Select M on the Mode Dial to choose manual operation. This gives you complete control over the camera's settings. The Mode Dial is on the top right of the camera as you hold it to take a photo.
Set the aperture by pressing the Av +/- button located on the rear of the camera to the right of the LCD screen, and by simultaneously rotating the wheel on the top of the camera above the shutter button. The effects of changed aperture settings follow these general guidelines:
- Small Aperture number: larger aperture opening allowing more light and resulting in a shallow depth-of-field.
- Large Aperture number: smaller aperture opening allowing less light with a deep depth-of-field.
The range of aperture is dependent on the attached camera lens since the aperture diaphragm is located in the lens, and the aperture number, also called the f-stop, depends on the length of the lens divided by the size of the aperture.
Aperture Priority Mode
Select Av on the Mode Dial to select aperture priority mode. In this mode, when you change the aperture setting, the camera changes the shutter speed automatically to maintain balanced exposure.
Set the aperture by rotating the wheel on the top of the camera above the shutter button.
Scene Program Modes
Most EOS Rebel cameras include program modes optimized for different photographic applications. Canon calls these Basic Zone modes and while you can't change the settings of these modes, understanding them permits quick selection of aperture function in an automatic program. Here are some examples common to most Rebel cameras.
Select this by choosing the woman's profile icon on the Mode Dial. Your camera will use a wide aperture setting to blur the background behind the subject. Since a wide aperture permits more light to pass, the camera's program will set a faster shutter speed to compensate.
Choose the mountain icon on the Mode Dial for landscape mode. This program uses a narrow aperture to maximize depth-of-field, so the shutter speed will be slower to compensate.
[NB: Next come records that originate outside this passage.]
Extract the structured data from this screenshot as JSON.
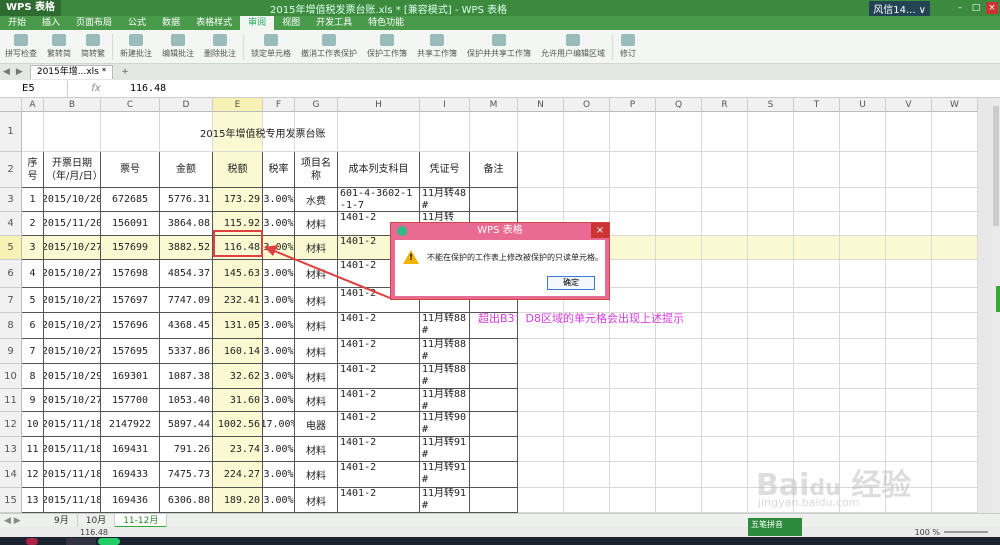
{
  "titlebar": {
    "app_label": "WPS 表格",
    "doc_title": "2015年增值税发票台账.xls * [兼容模式] - WPS 表格",
    "user_label": "风信14... ∨"
  },
  "menubar": {
    "items": [
      "开始",
      "插入",
      "页面布局",
      "公式",
      "数据",
      "表格样式",
      "审阅",
      "视图",
      "开发工具",
      "特色功能"
    ],
    "active": "审阅"
  },
  "ribbon": {
    "groups": [
      "拼写检查",
      "繁转简",
      "简转繁",
      "新建批注",
      "编辑批注",
      "删除批注",
      "锁定单元格",
      "撤消工作表保护",
      "保护工作簿",
      "共享工作簿",
      "保护并共享工作簿",
      "允许用户编辑区域",
      "修订"
    ]
  },
  "tabstrip": {
    "file_tab": "2015年增...xls *",
    "plus": "+"
  },
  "formula": {
    "namebox": "E5",
    "fx": "fx",
    "value": "116.48"
  },
  "columns": [
    "A",
    "B",
    "C",
    "D",
    "E",
    "F",
    "G",
    "H",
    "I",
    "M",
    "N",
    "O",
    "P",
    "Q",
    "R",
    "S",
    "T",
    "U",
    "V",
    "W"
  ],
  "title_text": "2015年增值税专用发票台账",
  "headers": {
    "seq": "序号",
    "date": "开票日期（年/月/日）",
    "ticket": "票号",
    "amount": "金额",
    "tax": "税额",
    "rate": "税率",
    "item": "项目名称",
    "account": "成本列支科目",
    "voucher": "凭证号",
    "note": "备注"
  },
  "rows": [
    {
      "r": "3",
      "seq": "1",
      "date": "2015/10/20",
      "ticket": "672685",
      "amount": "5776.31",
      "tax": "173.29",
      "rate": "3.00%",
      "item": "水费",
      "account": "601-4-3602-1-1-7",
      "voucher": "11月转48#"
    },
    {
      "r": "4",
      "seq": "2",
      "date": "2015/11/20",
      "ticket": "156091",
      "amount": "3864.08",
      "tax": "115.92",
      "rate": "3.00%",
      "item": "材料",
      "account": "1401-2",
      "voucher": "11月转"
    },
    {
      "r": "5",
      "seq": "3",
      "date": "2015/10/27",
      "ticket": "157699",
      "amount": "3882.52",
      "tax": "116.48",
      "rate": "3.00%",
      "item": "材料",
      "account": "1401-2",
      "voucher": ""
    },
    {
      "r": "6",
      "seq": "4",
      "date": "2015/10/27",
      "ticket": "157698",
      "amount": "4854.37",
      "tax": "145.63",
      "rate": "3.00%",
      "item": "材料",
      "account": "1401-2",
      "voucher": ""
    },
    {
      "r": "7",
      "seq": "5",
      "date": "2015/10/27",
      "ticket": "157697",
      "amount": "7747.09",
      "tax": "232.41",
      "rate": "3.00%",
      "item": "材料",
      "account": "1401-2",
      "voucher": "88#"
    },
    {
      "r": "8",
      "seq": "6",
      "date": "2015/10/27",
      "ticket": "157696",
      "amount": "4368.45",
      "tax": "131.05",
      "rate": "3.00%",
      "item": "材料",
      "account": "1401-2",
      "voucher": "11月转88#"
    },
    {
      "r": "9",
      "seq": "7",
      "date": "2015/10/27",
      "ticket": "157695",
      "amount": "5337.86",
      "tax": "160.14",
      "rate": "3.00%",
      "item": "材料",
      "account": "1401-2",
      "voucher": "11月转88#"
    },
    {
      "r": "10",
      "seq": "8",
      "date": "2015/10/29",
      "ticket": "169301",
      "amount": "1087.38",
      "tax": "32.62",
      "rate": "3.00%",
      "item": "材料",
      "account": "1401-2",
      "voucher": "11月转88#"
    },
    {
      "r": "11",
      "seq": "9",
      "date": "2015/10/27",
      "ticket": "157700",
      "amount": "1053.40",
      "tax": "31.60",
      "rate": "3.00%",
      "item": "材料",
      "account": "1401-2",
      "voucher": "11月转88#"
    },
    {
      "r": "12",
      "seq": "10",
      "date": "2015/11/18",
      "ticket": "2147922",
      "amount": "5897.44",
      "tax": "1002.56",
      "rate": "17.00%",
      "item": "电器",
      "account": "1401-2",
      "voucher": "11月转90#"
    },
    {
      "r": "13",
      "seq": "11",
      "date": "2015/11/18",
      "ticket": "169431",
      "amount": "791.26",
      "tax": "23.74",
      "rate": "3.00%",
      "item": "材料",
      "account": "1401-2",
      "voucher": "11月转91#"
    },
    {
      "r": "14",
      "seq": "12",
      "date": "2015/11/18",
      "ticket": "169433",
      "amount": "7475.73",
      "tax": "224.27",
      "rate": "3.00%",
      "item": "材料",
      "account": "1401-2",
      "voucher": "11月转91#"
    },
    {
      "r": "15",
      "seq": "13",
      "date": "2015/11/18",
      "ticket": "169436",
      "amount": "6306.80",
      "tax": "189.20",
      "rate": "3.00%",
      "item": "材料",
      "account": "1401-2",
      "voucher": "11月转91#"
    }
  ],
  "dialog": {
    "title": "WPS 表格",
    "message": "不能在保护的工作表上修改被保护的只读单元格。",
    "ok": "确定",
    "warn_glyph": "!"
  },
  "annotation": "超出B3：D8区域的单元格会出现上述提示",
  "sheets": [
    "9月",
    "10月",
    "11-12月"
  ],
  "active_sheet": "11-12月",
  "status": {
    "value": "116.48",
    "zoom": "100 %"
  },
  "ime": "五笔拼音",
  "watermark": "Bai du 经验",
  "watermark_url": "jingyan.baidu.com",
  "colors": {
    "title_green": "#3b8a3d",
    "highlight_yellow": "#fbf9d2",
    "dialog_pink": "#e96a92",
    "annotation_magenta": "#d53adf",
    "arrow_red": "#e04040"
  }
}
Select the flower icon for close-up mode. From an aperture standpoint, close-up mode and portrait mode are similar, designed to use a wide aperture with shallow depth-of-field to help isolate the subject. Other program controls in this setting optimize camera performance for subjects close to the camera.